If you look back at Salem, I don’t really interact with many of the other characters. I had very little with Anne. I guess I do meet everybody but she brings me back for a specific purpose, and I’m bound to do that. I’m not allowed to go gallivanting around the town which I’d really like to do. Increase would like to have a good walkabout, but he’s bound by this glass she’s got. She keeps me in tow but I manage to break free from the constraints a little bit. So, I won’t be interacting with everybody. Sadly, I will not be interacting with Isaac the Fornicator.
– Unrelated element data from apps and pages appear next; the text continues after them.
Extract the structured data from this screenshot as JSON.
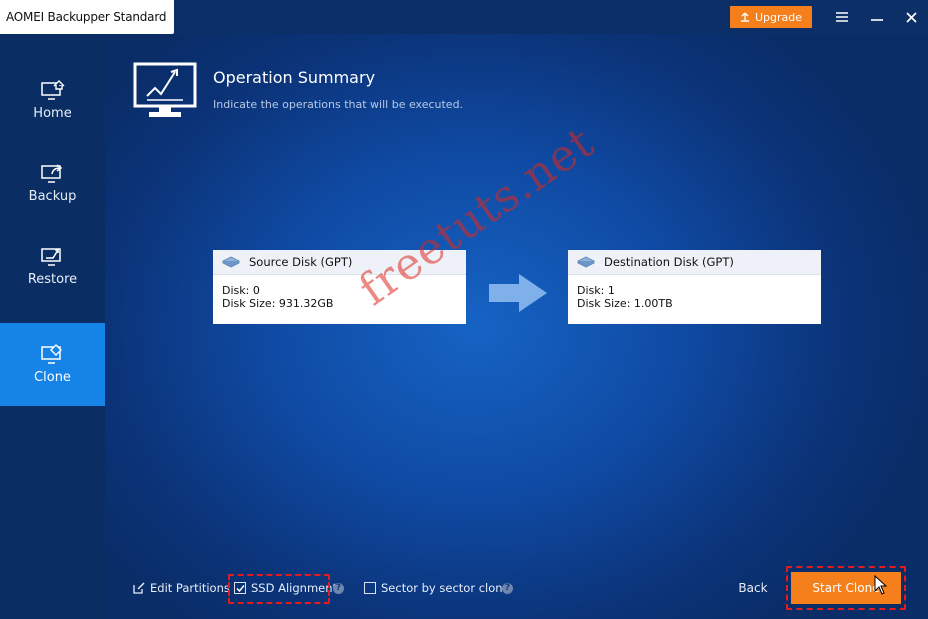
{
  "window": {
    "title": "AOMEI Backupper Standard",
    "upgrade_label": "Upgrade",
    "accent_color": "#f47f1b"
  },
  "sidebar": {
    "items": [
      {
        "label": "Home",
        "icon": "home-monitor-icon",
        "active": false
      },
      {
        "label": "Backup",
        "icon": "backup-monitor-icon",
        "active": false
      },
      {
        "label": "Restore",
        "icon": "restore-monitor-icon",
        "active": false
      },
      {
        "label": "Clone",
        "icon": "clone-monitor-icon",
        "active": true
      }
    ],
    "active_color": "#1683e7"
  },
  "header": {
    "title": "Operation Summary",
    "subtitle": "Indicate the operations that will be executed."
  },
  "source_disk": {
    "title": "Source Disk (GPT)",
    "disk_line": "Disk: 0",
    "size_line": "Disk Size: 931.32GB"
  },
  "destination_disk": {
    "title": "Destination Disk (GPT)",
    "disk_line": "Disk: 1",
    "size_line": "Disk Size: 1.00TB"
  },
  "watermark": "freetuts.net",
  "footer": {
    "edit_partitions": "Edit Partitions",
    "ssd_alignment": "SSD Alignment",
    "ssd_alignment_checked": true,
    "sector_by_sector": "Sector by sector clone",
    "sector_by_sector_checked": false,
    "back_label": "Back",
    "start_clone_label": "Start Clone"
  }
}
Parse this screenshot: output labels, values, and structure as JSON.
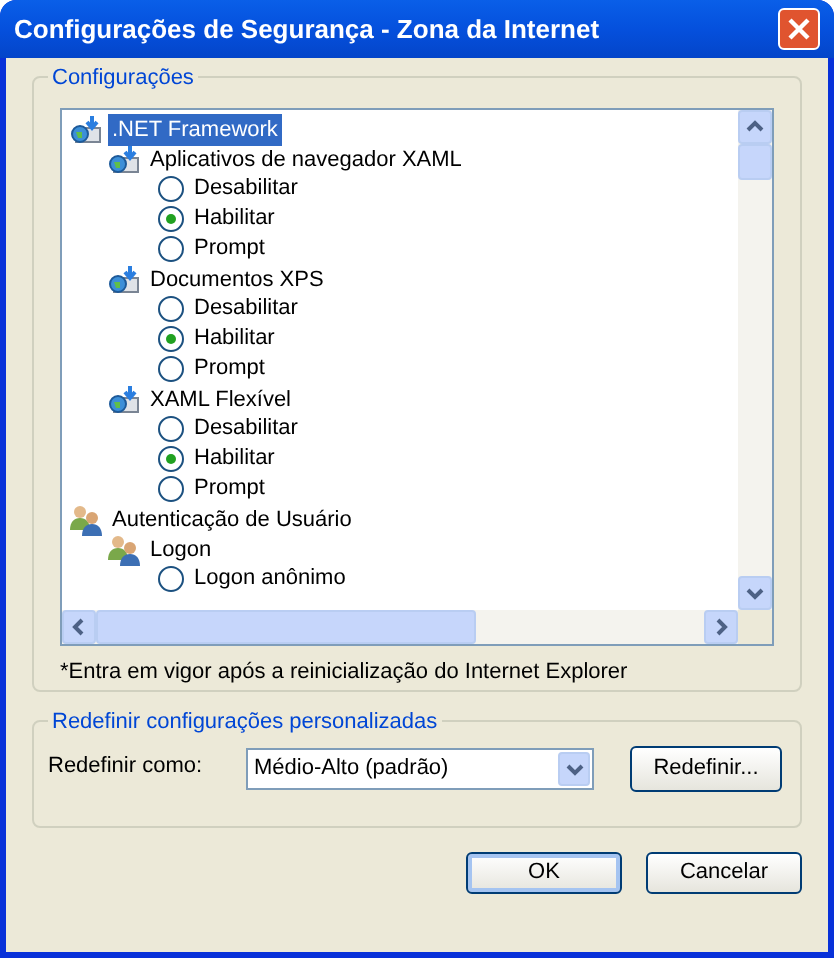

But I see the people I have to see.

Go off and write something beautiful.